Work to complete
Below are records to write out exactly; drop the pictures when you do.

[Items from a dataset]
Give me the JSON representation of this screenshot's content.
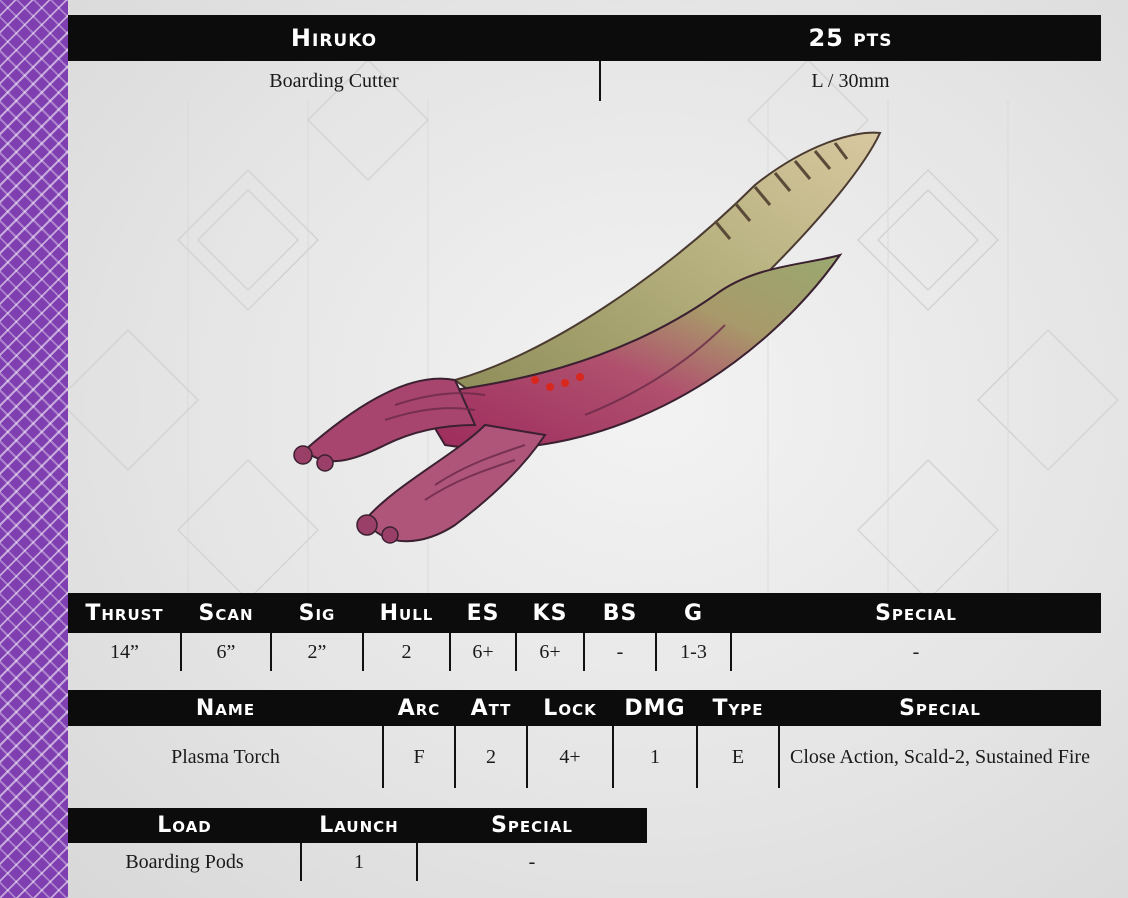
{
  "header": {
    "name": "Hiruko",
    "points": "25 pts"
  },
  "subheader": {
    "type": "Boarding Cutter",
    "size": "L / 30mm"
  },
  "ship_image": {
    "icon": "alien-cruiser-miniature"
  },
  "stats": {
    "headers": [
      "Thrust",
      "Scan",
      "Sig",
      "Hull",
      "ES",
      "KS",
      "BS",
      "G",
      "Special"
    ],
    "values": [
      "14”",
      "6”",
      "2”",
      "2",
      "6+",
      "6+",
      "-",
      "1-3",
      "-"
    ]
  },
  "weapons": {
    "headers": [
      "Name",
      "Arc",
      "Att",
      "Lock",
      "DMG",
      "Type",
      "Special"
    ],
    "rows": [
      [
        "Plasma Torch",
        "F",
        "2",
        "4+",
        "1",
        "E",
        "Close Action, Scald-2, Sustained Fire"
      ]
    ]
  },
  "launch": {
    "headers": [
      "Load",
      "Launch",
      "Special"
    ],
    "rows": [
      [
        "Boarding Pods",
        "1",
        "-"
      ]
    ]
  },
  "colors": {
    "accent": "#7f3fb0",
    "bar": "#0c0c0c"
  }
}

Reply
Give me the JSON representation of this screenshot's content.
{
  "header": {
    "name": "Hiruko",
    "points": "25 pts"
  },
  "subheader": {
    "type": "Boarding Cutter",
    "size": "L / 30mm"
  },
  "ship_image": {
    "icon": "alien-cruiser-miniature"
  },
  "stats": {
    "headers": [
      "Thrust",
      "Scan",
      "Sig",
      "Hull",
      "ES",
      "KS",
      "BS",
      "G",
      "Special"
    ],
    "values": [
      "14”",
      "6”",
      "2”",
      "2",
      "6+",
      "6+",
      "-",
      "1-3",
      "-"
    ]
  },
  "weapons": {
    "headers": [
      "Name",
      "Arc",
      "Att",
      "Lock",
      "DMG",
      "Type",
      "Special"
    ],
    "rows": [
      [
        "Plasma Torch",
        "F",
        "2",
        "4+",
        "1",
        "E",
        "Close Action, Scald-2, Sustained Fire"
      ]
    ]
  },
  "launch": {
    "headers": [
      "Load",
      "Launch",
      "Special"
    ],
    "rows": [
      [
        "Boarding Pods",
        "1",
        "-"
      ]
    ]
  },
  "colors": {
    "accent": "#7f3fb0",
    "bar": "#0c0c0c"
  }
}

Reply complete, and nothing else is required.